* TASK ITEM:
For every entry below, give an exact repeat and leave out the pictures.
☆ ☆ ☆ ☆ ☆
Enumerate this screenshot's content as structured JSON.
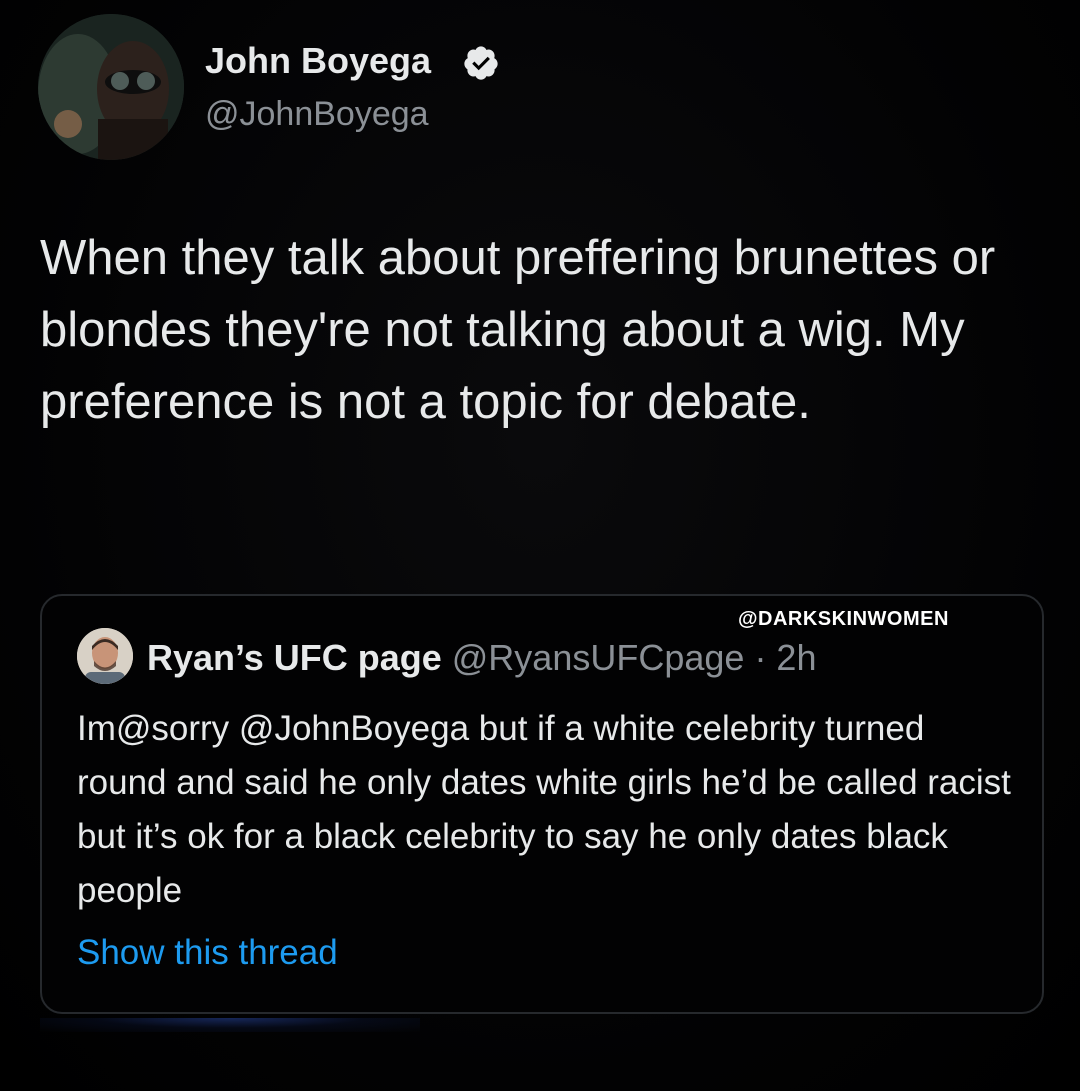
{
  "tweet": {
    "author": {
      "name": "John Boyega",
      "handle": "@JohnBoyega",
      "verified": true
    },
    "text": "When they talk about preffering brunettes or blondes they're not talking about a wig. My preference is not a topic for debate."
  },
  "quoted_tweet": {
    "author": {
      "name": "Ryan’s UFC page",
      "handle": "@RyansUFCpage",
      "time": "· 2h"
    },
    "text": "Im@sorry @JohnBoyega but if a white celebrity turned round and said he only dates white girls he’d be called racist but it’s ok for a black celebrity to say he only dates black people",
    "show_thread_label": "Show this thread"
  },
  "watermark": "@DARKSKINWOMEN",
  "colors": {
    "background": "#000000",
    "text_primary": "#e7e9ea",
    "text_secondary": "#8b9096",
    "link": "#1d9bf0",
    "verified_badge": "#e7e9ea",
    "card_border": "#26292d"
  }
}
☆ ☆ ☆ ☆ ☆
* RESPONSE TO THE TASK:
Enumerate this screenshot's content as structured JSON.
{
  "tweet": {
    "author": {
      "name": "John Boyega",
      "handle": "@JohnBoyega",
      "verified": true
    },
    "text": "When they talk about preffering brunettes or blondes they're not talking about a wig. My preference is not a topic for debate."
  },
  "quoted_tweet": {
    "author": {
      "name": "Ryan’s UFC page",
      "handle": "@RyansUFCpage",
      "time": "· 2h"
    },
    "text": "Im@sorry @JohnBoyega but if a white celebrity turned round and said he only dates white girls he’d be called racist but it’s ok for a black celebrity to say he only dates black people",
    "show_thread_label": "Show this thread"
  },
  "watermark": "@DARKSKINWOMEN",
  "colors": {
    "background": "#000000",
    "text_primary": "#e7e9ea",
    "text_secondary": "#8b9096",
    "link": "#1d9bf0",
    "verified_badge": "#e7e9ea",
    "card_border": "#26292d"
  }
}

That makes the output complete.